  1. Order Type in Share Market
  2. Difference Between Market Order and Limit Order

Difference Between Market Order and Limit Order

Here are the major differences between the market order and limit order listed in the below table:

AspectMarket OrderLimit Order
Order ExecutionFulfilled immediately at current market priceExecuted at specified or better price
Quantity & Price RequiredOnly quantity requiredQuantity and price required
Influence on PriceMinimal influenceGreater influence
Risk of Price FluctuationsAssumes risk of price fluctuationsControlled risk
Execution GuaranteeLikely to be filled in fullNot guaranteed to be executed
Price at ExecutionCurrent market priceSpecified price
PrioritisationEmphasises prompt fulfilmentEmphasises specific price achievement

Trade executions can be impacted by several circumstances. Traders can set additional restrictions that impact an order's time in effect, volume, or price limits in addition to employing other order types. Learn about the several methods you may manage your order before you place your transaction. Doing this will increase your chances of getting the desired result.

FAQs on Stock Market Order Types

Generally, market orders cannot be cancelled once placed, as they execute immediately at the prevailing market price.

Trailing stop orders are useful for securing profits by adjusting the stop price as the stock's value fluctuates, protecting against potential losses.

A buy stop order triggers a market order when the stock hits a specific price, while a buy limit order is executed at or below a set price.

Yes, with extended-hours trading, some brokerages allow placing certain order types beyond regular market hours, but execution may vary.

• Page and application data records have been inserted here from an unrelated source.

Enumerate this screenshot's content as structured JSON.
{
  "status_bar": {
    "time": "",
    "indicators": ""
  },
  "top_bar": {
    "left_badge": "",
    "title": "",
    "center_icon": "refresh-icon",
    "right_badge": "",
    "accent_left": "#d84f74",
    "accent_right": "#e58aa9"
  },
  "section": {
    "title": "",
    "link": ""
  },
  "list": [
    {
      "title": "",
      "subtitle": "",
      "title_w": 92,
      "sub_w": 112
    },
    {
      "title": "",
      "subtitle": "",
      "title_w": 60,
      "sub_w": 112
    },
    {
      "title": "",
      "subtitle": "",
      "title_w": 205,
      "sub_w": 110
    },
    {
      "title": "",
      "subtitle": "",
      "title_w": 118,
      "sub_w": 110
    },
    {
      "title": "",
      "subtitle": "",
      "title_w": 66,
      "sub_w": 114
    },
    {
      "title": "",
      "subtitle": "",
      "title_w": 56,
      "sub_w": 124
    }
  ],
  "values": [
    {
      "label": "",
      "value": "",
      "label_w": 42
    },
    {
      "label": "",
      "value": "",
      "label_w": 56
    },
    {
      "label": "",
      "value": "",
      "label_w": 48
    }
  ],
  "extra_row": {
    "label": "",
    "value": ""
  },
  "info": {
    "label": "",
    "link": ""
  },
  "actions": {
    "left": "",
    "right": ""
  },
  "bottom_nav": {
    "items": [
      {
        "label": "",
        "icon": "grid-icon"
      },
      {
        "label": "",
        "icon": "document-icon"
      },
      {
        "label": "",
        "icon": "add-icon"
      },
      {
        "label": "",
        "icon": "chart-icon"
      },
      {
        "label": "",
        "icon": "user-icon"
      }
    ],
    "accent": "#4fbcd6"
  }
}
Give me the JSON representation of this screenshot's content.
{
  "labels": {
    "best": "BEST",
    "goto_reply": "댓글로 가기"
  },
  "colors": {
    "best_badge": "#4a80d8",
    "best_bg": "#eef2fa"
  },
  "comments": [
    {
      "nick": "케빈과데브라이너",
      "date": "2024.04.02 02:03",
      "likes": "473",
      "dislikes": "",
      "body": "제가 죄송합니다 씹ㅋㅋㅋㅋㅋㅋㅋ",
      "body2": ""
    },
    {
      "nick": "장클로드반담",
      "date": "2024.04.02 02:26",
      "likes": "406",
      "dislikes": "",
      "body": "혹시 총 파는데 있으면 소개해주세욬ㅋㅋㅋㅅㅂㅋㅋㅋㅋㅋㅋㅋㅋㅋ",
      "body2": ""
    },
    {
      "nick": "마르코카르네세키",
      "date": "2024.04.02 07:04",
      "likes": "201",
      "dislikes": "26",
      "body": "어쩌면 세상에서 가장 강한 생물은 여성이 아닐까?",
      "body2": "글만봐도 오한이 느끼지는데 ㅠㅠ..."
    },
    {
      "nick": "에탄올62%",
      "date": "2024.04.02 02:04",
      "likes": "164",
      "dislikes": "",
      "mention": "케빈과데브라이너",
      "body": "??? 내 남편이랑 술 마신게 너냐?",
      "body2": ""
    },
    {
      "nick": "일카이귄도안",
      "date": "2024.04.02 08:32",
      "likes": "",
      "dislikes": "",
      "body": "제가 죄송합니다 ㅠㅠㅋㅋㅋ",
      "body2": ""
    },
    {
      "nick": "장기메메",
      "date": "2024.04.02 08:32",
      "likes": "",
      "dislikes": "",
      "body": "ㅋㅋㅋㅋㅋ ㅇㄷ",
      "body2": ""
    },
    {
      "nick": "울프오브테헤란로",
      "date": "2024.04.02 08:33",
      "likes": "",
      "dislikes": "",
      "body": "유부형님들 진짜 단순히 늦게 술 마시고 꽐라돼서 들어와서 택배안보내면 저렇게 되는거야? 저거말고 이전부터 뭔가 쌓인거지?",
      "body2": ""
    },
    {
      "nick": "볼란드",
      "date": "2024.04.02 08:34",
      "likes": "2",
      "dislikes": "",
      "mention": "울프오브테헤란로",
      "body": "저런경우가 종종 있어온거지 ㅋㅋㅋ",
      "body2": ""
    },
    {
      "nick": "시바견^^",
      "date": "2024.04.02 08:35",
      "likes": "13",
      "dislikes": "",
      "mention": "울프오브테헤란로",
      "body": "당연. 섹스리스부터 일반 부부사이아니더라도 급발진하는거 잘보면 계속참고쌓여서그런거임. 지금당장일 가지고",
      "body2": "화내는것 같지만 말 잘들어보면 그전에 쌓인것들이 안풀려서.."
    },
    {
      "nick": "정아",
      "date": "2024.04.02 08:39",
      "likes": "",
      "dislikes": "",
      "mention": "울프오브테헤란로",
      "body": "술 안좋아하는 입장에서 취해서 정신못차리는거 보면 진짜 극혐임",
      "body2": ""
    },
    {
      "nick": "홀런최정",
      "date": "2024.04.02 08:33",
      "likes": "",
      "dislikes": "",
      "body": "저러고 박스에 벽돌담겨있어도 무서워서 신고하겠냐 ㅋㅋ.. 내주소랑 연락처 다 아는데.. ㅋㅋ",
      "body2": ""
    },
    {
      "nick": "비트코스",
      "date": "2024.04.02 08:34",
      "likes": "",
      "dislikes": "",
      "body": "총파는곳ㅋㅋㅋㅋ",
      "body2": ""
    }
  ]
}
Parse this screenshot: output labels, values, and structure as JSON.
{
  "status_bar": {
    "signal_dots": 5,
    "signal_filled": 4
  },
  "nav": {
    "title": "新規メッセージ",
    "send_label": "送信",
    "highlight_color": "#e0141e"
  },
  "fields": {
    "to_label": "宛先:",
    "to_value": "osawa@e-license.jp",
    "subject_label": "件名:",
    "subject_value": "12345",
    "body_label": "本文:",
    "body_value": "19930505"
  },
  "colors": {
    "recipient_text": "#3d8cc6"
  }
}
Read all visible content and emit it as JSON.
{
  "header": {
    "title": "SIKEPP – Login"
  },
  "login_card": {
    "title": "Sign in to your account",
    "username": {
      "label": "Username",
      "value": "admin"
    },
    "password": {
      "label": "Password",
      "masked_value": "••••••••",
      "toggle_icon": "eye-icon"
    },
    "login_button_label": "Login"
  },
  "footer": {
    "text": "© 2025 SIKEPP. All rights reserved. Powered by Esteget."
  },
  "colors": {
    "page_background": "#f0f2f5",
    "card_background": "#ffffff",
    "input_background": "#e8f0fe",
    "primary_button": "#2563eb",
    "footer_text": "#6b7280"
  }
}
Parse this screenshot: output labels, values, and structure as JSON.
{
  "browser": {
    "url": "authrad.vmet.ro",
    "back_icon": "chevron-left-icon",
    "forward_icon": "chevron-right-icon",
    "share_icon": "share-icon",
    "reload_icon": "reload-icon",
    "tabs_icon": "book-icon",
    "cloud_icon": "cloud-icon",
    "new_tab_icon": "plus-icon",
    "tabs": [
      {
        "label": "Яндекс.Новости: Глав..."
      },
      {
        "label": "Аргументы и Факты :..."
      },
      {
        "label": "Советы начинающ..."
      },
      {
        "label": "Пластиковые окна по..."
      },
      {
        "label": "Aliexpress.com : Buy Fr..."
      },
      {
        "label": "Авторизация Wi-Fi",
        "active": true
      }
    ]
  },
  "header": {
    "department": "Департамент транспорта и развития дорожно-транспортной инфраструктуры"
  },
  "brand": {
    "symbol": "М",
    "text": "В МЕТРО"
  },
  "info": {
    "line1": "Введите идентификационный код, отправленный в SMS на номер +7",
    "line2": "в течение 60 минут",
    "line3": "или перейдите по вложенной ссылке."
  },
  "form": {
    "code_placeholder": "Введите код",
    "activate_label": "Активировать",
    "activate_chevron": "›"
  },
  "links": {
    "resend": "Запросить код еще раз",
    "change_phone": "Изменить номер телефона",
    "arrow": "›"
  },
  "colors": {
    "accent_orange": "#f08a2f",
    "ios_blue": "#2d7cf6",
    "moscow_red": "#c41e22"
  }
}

Order types influence timing, price, and execution certainty, shaping strategies to capitalize on market movements or protect against losses.